Braden Breniser, a staff member at The Comics Place, said they’re always glad when they can direct customers to games, comics, jewelry, stickers and other products created by people who call Bellingham or Whatcom County home.
“Anything local here, especially stuff like [Cookdown] that we're really excited for, it's always cool to have,” they said. “People always come in and ask if there's anything local — especially when stuff like that catches their eye anyway. ‘Oh, it's a local artist!’ they say. Then they get even more excited about it.”
Rust hopes that momentum continues. As he enters his final year of high school, he said the success of Cookdown will factor into whether he’ll enter college directly after graduating, or take time to focus on selling the game and possibly creating a new version.
Meanwhile, he’ll be taking Running Start classes at Whatcom Community College, running for the Squalicum High School cross country team and figuring out more ways to get Cookdown seen and sold. Eventually, he hopes to make enough of a profit to purchase his own car.
Having the support of his parents has been helpful in getting the game off the ground, Rust said. They provided some of the funding, which is another reason he’s anxious to sell the initial run of games.

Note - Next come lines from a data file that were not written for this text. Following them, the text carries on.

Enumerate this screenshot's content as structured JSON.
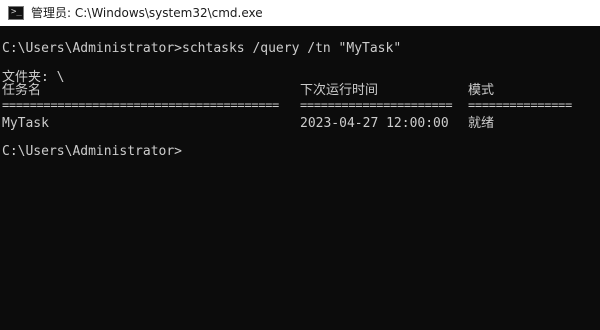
{
  "window": {
    "title": "管理员: C:\\Windows\\system32\\cmd.exe",
    "icon": "command-prompt-icon"
  },
  "console": {
    "command_line": "C:\\Users\\Administrator>schtasks /query /tn \"MyTask\"",
    "folder_line": "文件夹: \\",
    "headers": [
      "任务名",
      "下次运行时间",
      "模式"
    ],
    "separators": [
      "========================================",
      "======================",
      "==============="
    ],
    "rows": [
      [
        "MyTask",
        "2023-04-27 12:00:00",
        "就绪"
      ]
    ],
    "final_prompt": "C:\\Users\\Administrator>"
  },
  "colors": {
    "background": "#0c0c0c",
    "text": "#cccccc",
    "titlebar": "#ffffff"
  }
}
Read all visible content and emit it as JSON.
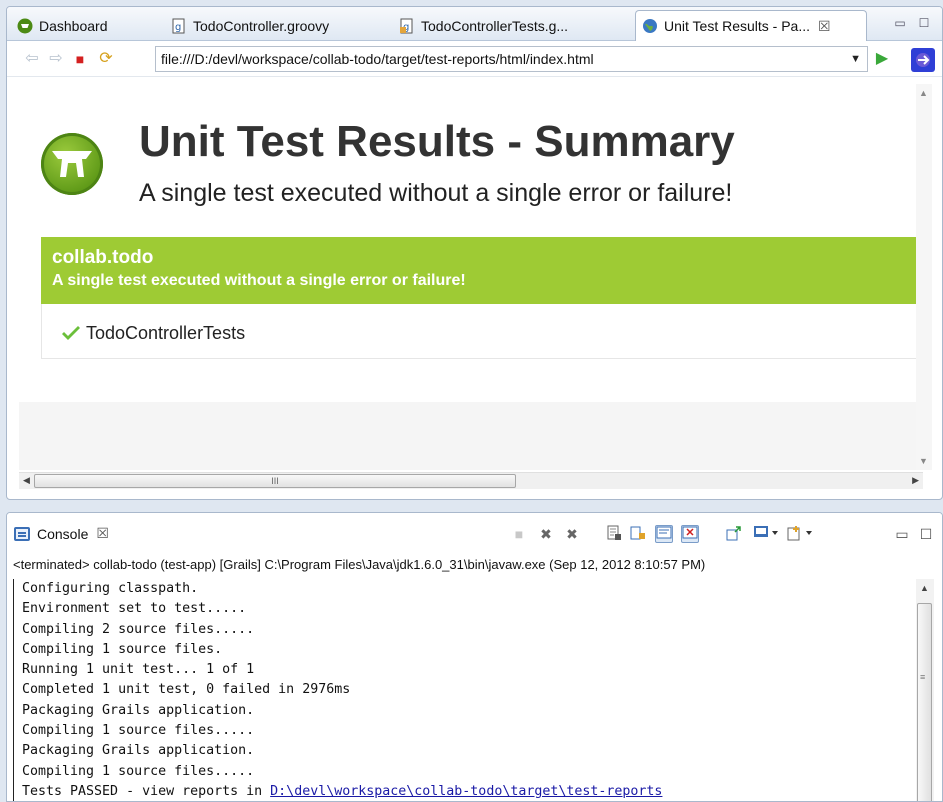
{
  "editor": {
    "tabs": [
      {
        "label": "Dashboard",
        "icon": "grails-icon",
        "active": false
      },
      {
        "label": "TodoController.groovy",
        "icon": "groovy-file-icon",
        "active": false
      },
      {
        "label": "TodoControllerTests.g...",
        "icon": "groovy-file-icon",
        "active": false
      },
      {
        "label": "Unit Test Results - Pa...",
        "icon": "globe-icon",
        "active": true
      }
    ],
    "tab_close": "☒",
    "minimize": "▭",
    "maximize": "☐"
  },
  "navigation": {
    "back_icon": "⇦",
    "forward_icon": "⇨",
    "stop_icon": "■",
    "refresh_icon": "⟳",
    "url": "file:///D:/devl/workspace/collab-todo/target/test-reports/html/index.html",
    "dropdown_icon": "▼",
    "go_icon": "▶"
  },
  "report": {
    "title": "Unit Test Results - Summary",
    "subtitle": "A single test executed without a single error or failure!",
    "package": {
      "name": "collab.todo",
      "description": "A single test executed without a single error or failure!",
      "tests": [
        {
          "name": "TodoControllerTests",
          "status": "passed"
        }
      ]
    }
  },
  "scrollbars": {
    "up": "▲",
    "down": "▼",
    "left": "◀",
    "right": "▶",
    "grip": "III"
  },
  "console": {
    "tab_label": "Console",
    "tab_close": "☒",
    "status": "<terminated> collab-todo (test-app) [Grails] C:\\Program Files\\Java\\jdk1.6.0_31\\bin\\javaw.exe (Sep 12, 2012 8:10:57 PM)",
    "lines": [
      "Configuring classpath.",
      "Environment set to test.....",
      "Compiling 2 source files.....",
      "Compiling 1 source files.",
      "Running 1 unit test... 1 of 1",
      "Completed 1 unit test, 0 failed in 2976ms",
      "Packaging Grails application.",
      "Compiling 1 source files.....",
      "Packaging Grails application.",
      "Compiling 1 source files.....",
      "Tests PASSED - view reports in "
    ],
    "report_link": "D:\\devl\\workspace\\collab-todo\\target\\test-reports",
    "scroll_grip": "≡"
  },
  "colors": {
    "package_bar": "#9ecb34",
    "title": "#333333",
    "link": "#1a1aa6"
  }
}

When asked what advice he’s given to other teenage entrepreneurs who might think high school is too young to start thinking outside of the box, he had a ready answer.
“Well, it's really good to start now because you don't have to pay for rent or like car insurance or gas,” Rust said. “You have more free time.”
Cookdown can also be ordered online at Rust’s website, trihedragames.com.